More people are beginning to like President Obama again, according to a new poll, even if most still say they don't approve of the job he's doing as president.
That's an encouraging sign for the White House, which has long banked on the president's personal popularity to help him survive political missteps and administration gaffes.
There are also signs that the president's recent focus on the economy, which the White House says will be a central part of his State of the Union address next week, has paid dividends. The number of Americans who disapprove of his handling of the unemployment situation has dropped 7 percentage points since October, buoyed primarily by a surge of support among independents.
Still, a number of red flags persist for the White House. The president's approval rating remains underwater, with 45 percent approving and 53 percent saying the president is not handling his job well.
A plurality — 42 percent — describes the Obama presidency as below average or poor, while 31 percent say he's been outstanding or above average as president. A quarter of respondents describe Obama as average.
More than half of Americans say they wouldn't describe the president as decisive or honest, and 52 percent say they don't find the president inspiring.
But other polls also released Thursday show there could be a rebound in the making for Obama.
A CBS survey found the gap in the president's approval rating to be much narrower, with 46 percent of respondents approving and 47 percent disapproving — a 4-point improvement from December, and a 9-point gain from his all-time low during November, when problems with the ObamaCare website were at their worst.
And surveys show Americans are souring on Congress, despite a bipartisan budget deal that passed last month.

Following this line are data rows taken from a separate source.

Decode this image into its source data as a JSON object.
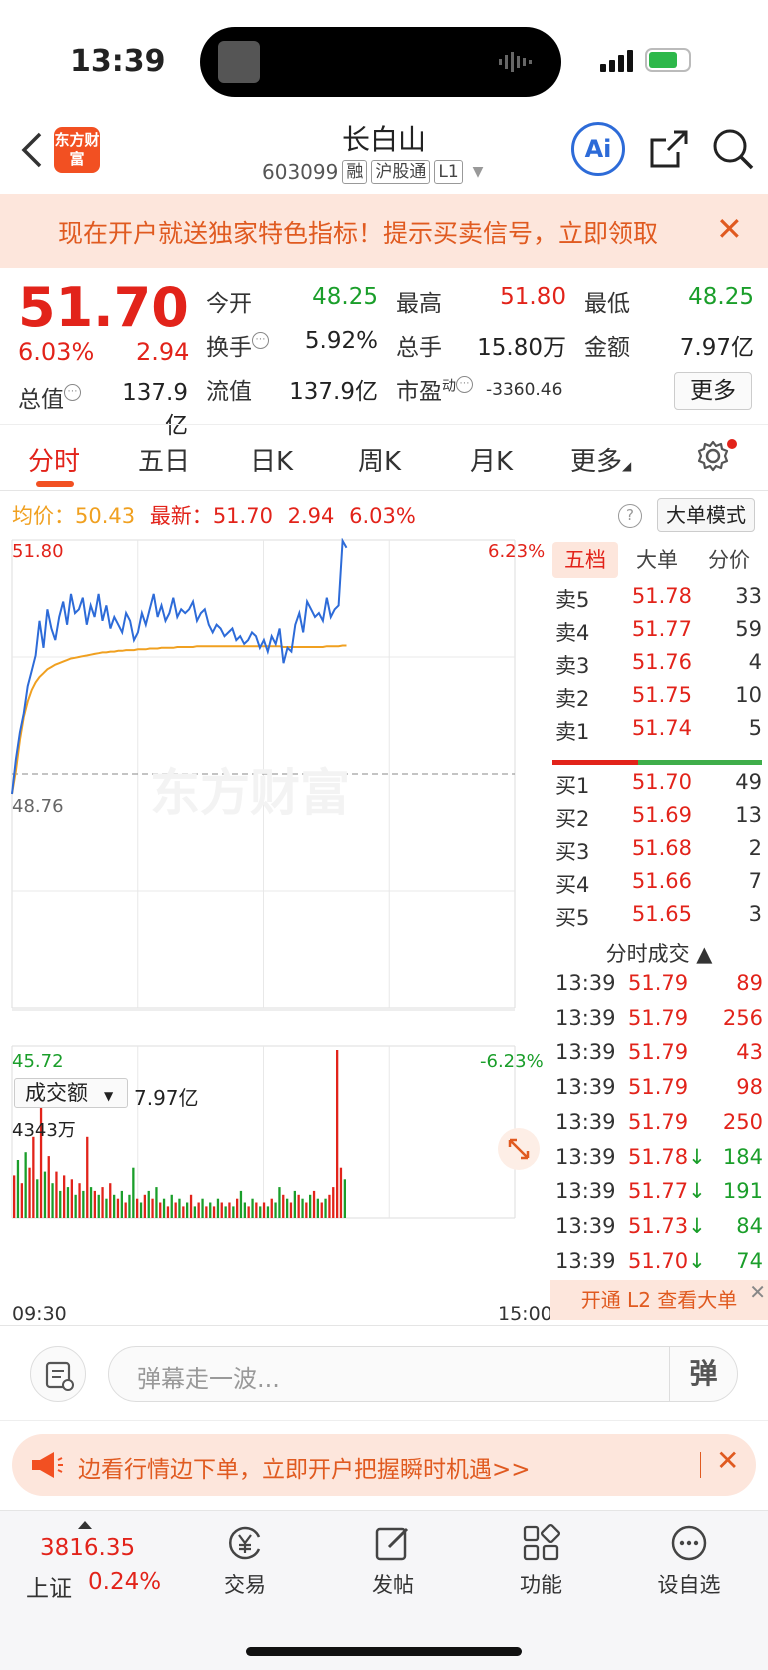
{
  "status": {
    "time": "13:39"
  },
  "header": {
    "logo": "东方财富",
    "stock_name": "长白山",
    "stock_code": "603099",
    "tags": [
      "融",
      "沪股通",
      "L1"
    ],
    "ai_label": "Ai"
  },
  "promo": {
    "text": "现在开户就送独家特色指标！提示买卖信号，立即领取",
    "close": "✕"
  },
  "quote": {
    "price": "51.70",
    "pct": "6.03%",
    "change": "2.94",
    "total_value_label": "总值",
    "total_value": "137.9亿",
    "fields": [
      {
        "label": "今开",
        "value": "48.25"
      },
      {
        "label": "最高",
        "value": "51.80"
      },
      {
        "label": "最低",
        "value": "48.25"
      },
      {
        "label": "换手",
        "value": "5.92%"
      },
      {
        "label": "总手",
        "value": "15.80万"
      },
      {
        "label": "金额",
        "value": "7.97亿"
      },
      {
        "label": "流值",
        "value": "137.9亿"
      },
      {
        "label": "市盈",
        "value": "-3360.46",
        "superscript": "动"
      }
    ],
    "more": "更多"
  },
  "tabs": [
    "分时",
    "五日",
    "日K",
    "周K",
    "月K",
    "更多"
  ],
  "chart_info": {
    "avg_label": "均价：",
    "avg_value": "50.43",
    "latest_label": "最新：",
    "latest_price": "51.70",
    "latest_change": "2.94",
    "latest_pct": "6.03%",
    "help": "?",
    "big_order_mode": "大单模式"
  },
  "chart_data": [
    {
      "type": "line",
      "title": "",
      "yticks_left": [
        "51.80",
        "48.76",
        "45.72"
      ],
      "yticks_right": [
        "6.23%",
        "-6.23%"
      ],
      "ylim": [
        45.72,
        51.8
      ],
      "prev_close": 48.76,
      "xticks": [
        "09:30",
        "15:00"
      ],
      "series": [
        {
          "name": "最新",
          "color": "#2d6bd8",
          "values": [
            48.5,
            48.95,
            49.3,
            49.55,
            49.9,
            50.1,
            50.3,
            50.75,
            50.4,
            50.9,
            50.65,
            50.5,
            50.8,
            51.0,
            50.7,
            51.1,
            50.85,
            50.9,
            51.05,
            50.7,
            50.95,
            50.8,
            51.1,
            50.75,
            50.95,
            50.65,
            50.8,
            50.7,
            50.6,
            50.85,
            50.75,
            50.5,
            50.6,
            50.85,
            50.7,
            50.9,
            51.1,
            50.8,
            50.95,
            50.75,
            50.85,
            51.05,
            50.8,
            50.9,
            50.85,
            50.9,
            51.0,
            50.75,
            50.85,
            50.9,
            50.7,
            50.6,
            50.7,
            50.65,
            50.55,
            50.6,
            50.65,
            50.5,
            50.55,
            50.45,
            50.5,
            50.6,
            50.55,
            50.4,
            50.5,
            50.35,
            50.55,
            50.45,
            50.65,
            50.2,
            50.4,
            50.35,
            50.7,
            50.85,
            50.6,
            51.0,
            50.9,
            50.8,
            50.85,
            50.75,
            51.05,
            50.8,
            50.9,
            50.95,
            51.79,
            51.7
          ]
        },
        {
          "name": "均价",
          "color": "#f0a020",
          "values": [
            48.5,
            48.8,
            49.2,
            49.5,
            49.7,
            49.85,
            49.95,
            50.02,
            50.07,
            50.12,
            50.15,
            50.18,
            50.2,
            50.22,
            50.24,
            50.26,
            50.27,
            50.28,
            50.29,
            50.3,
            50.31,
            50.32,
            50.33,
            50.34,
            50.34,
            50.35,
            50.35,
            50.36,
            50.36,
            50.37,
            50.37,
            50.37,
            50.38,
            50.38,
            50.38,
            50.39,
            50.39,
            50.39,
            50.4,
            50.4,
            50.4,
            50.4,
            50.41,
            50.41,
            50.41,
            50.41,
            50.41,
            50.42,
            50.42,
            50.42,
            50.42,
            50.42,
            50.42,
            50.42,
            50.42,
            50.42,
            50.42,
            50.42,
            50.42,
            50.42,
            50.42,
            50.42,
            50.42,
            50.42,
            50.42,
            50.42,
            50.42,
            50.42,
            50.42,
            50.41,
            50.41,
            50.41,
            50.41,
            50.41,
            50.41,
            50.41,
            50.41,
            50.41,
            50.41,
            50.41,
            50.42,
            50.42,
            50.42,
            50.42,
            50.43,
            50.43
          ]
        }
      ]
    },
    {
      "type": "bar",
      "title": "",
      "ylabel": "成交额",
      "total": "7.97亿",
      "ymax_label": "4343万",
      "ylim": [
        0,
        4343
      ],
      "values": [
        1100,
        1500,
        900,
        1700,
        1300,
        2100,
        1000,
        3100,
        1200,
        1600,
        900,
        1200,
        700,
        1100,
        800,
        1000,
        600,
        900,
        700,
        2100,
        800,
        700,
        600,
        800,
        500,
        900,
        600,
        500,
        700,
        400,
        600,
        1300,
        500,
        400,
        600,
        700,
        500,
        800,
        400,
        500,
        300,
        600,
        400,
        500,
        300,
        400,
        600,
        300,
        400,
        500,
        300,
        400,
        300,
        500,
        400,
        300,
        400,
        300,
        500,
        700,
        400,
        300,
        500,
        400,
        300,
        400,
        300,
        500,
        400,
        800,
        600,
        500,
        400,
        700,
        600,
        500,
        400,
        600,
        700,
        500,
        400,
        500,
        600,
        800,
        4343,
        1300,
        1000
      ],
      "colors": [
        "r",
        "g",
        "r",
        "g",
        "r",
        "r",
        "g",
        "r",
        "g",
        "r",
        "g",
        "r",
        "g",
        "r",
        "g",
        "r",
        "g",
        "r",
        "g",
        "r",
        "g",
        "r",
        "g",
        "r",
        "g",
        "r",
        "g",
        "r",
        "g",
        "r",
        "g",
        "g",
        "r",
        "g",
        "r",
        "g",
        "r",
        "g",
        "r",
        "g",
        "r",
        "g",
        "r",
        "g",
        "r",
        "g",
        "r",
        "g",
        "r",
        "g",
        "r",
        "g",
        "r",
        "g",
        "r",
        "g",
        "r",
        "g",
        "r",
        "g",
        "g",
        "r",
        "g",
        "r",
        "g",
        "r",
        "g",
        "r",
        "g",
        "g",
        "r",
        "g",
        "r",
        "g",
        "r",
        "g",
        "r",
        "g",
        "r",
        "g",
        "r",
        "g",
        "r",
        "r",
        "r",
        "r",
        "g"
      ]
    }
  ],
  "panel": {
    "tabs": [
      "五档",
      "大单",
      "分价"
    ],
    "sell": [
      {
        "label": "卖5",
        "price": "51.78",
        "vol": "33"
      },
      {
        "label": "卖4",
        "price": "51.77",
        "vol": "59"
      },
      {
        "label": "卖3",
        "price": "51.76",
        "vol": "4"
      },
      {
        "label": "卖2",
        "price": "51.75",
        "vol": "10"
      },
      {
        "label": "卖1",
        "price": "51.74",
        "vol": "5"
      }
    ],
    "buy": [
      {
        "label": "买1",
        "price": "51.70",
        "vol": "49"
      },
      {
        "label": "买2",
        "price": "51.69",
        "vol": "13"
      },
      {
        "label": "买3",
        "price": "51.68",
        "vol": "2"
      },
      {
        "label": "买4",
        "price": "51.66",
        "vol": "7"
      },
      {
        "label": "买5",
        "price": "51.65",
        "vol": "3"
      }
    ],
    "ticks_title": "分时成交 ▲",
    "ticks": [
      {
        "time": "13:39",
        "price": "51.79",
        "vol": "89",
        "dir": ""
      },
      {
        "time": "13:39",
        "price": "51.79",
        "vol": "256",
        "dir": ""
      },
      {
        "time": "13:39",
        "price": "51.79",
        "vol": "43",
        "dir": ""
      },
      {
        "time": "13:39",
        "price": "51.79",
        "vol": "98",
        "dir": ""
      },
      {
        "time": "13:39",
        "price": "51.79",
        "vol": "250",
        "dir": ""
      },
      {
        "time": "13:39",
        "price": "51.78",
        "vol": "184",
        "dir": "↓"
      },
      {
        "time": "13:39",
        "price": "51.77",
        "vol": "191",
        "dir": "↓"
      },
      {
        "time": "13:39",
        "price": "51.73",
        "vol": "84",
        "dir": "↓"
      },
      {
        "time": "13:39",
        "price": "51.70",
        "vol": "74",
        "dir": "↓"
      }
    ],
    "l2": "开通 L2 查看大单"
  },
  "volume": {
    "selector": "成交额",
    "total": "7.97亿",
    "max": "4343万"
  },
  "time_axis": {
    "start": "09:30",
    "end": "15:00"
  },
  "danmaku": {
    "placeholder": "弹幕走一波...",
    "send": "弹"
  },
  "bottom_promo": {
    "text": "边看行情边下单，立即开户把握瞬时机遇>>"
  },
  "bottom_nav": {
    "index_value": "3816.35",
    "index_name": "上证",
    "index_pct": "0.24%",
    "items": [
      "交易",
      "发帖",
      "功能",
      "设自选"
    ]
  }
}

A Fox News poll released Thursday found just 13 percent of respondents approved of Congress, down 3 points from December. And for the first time since the GOP retook the House, more than 9 in 10 Republicans say they disapprove of the way Congress is handling its job.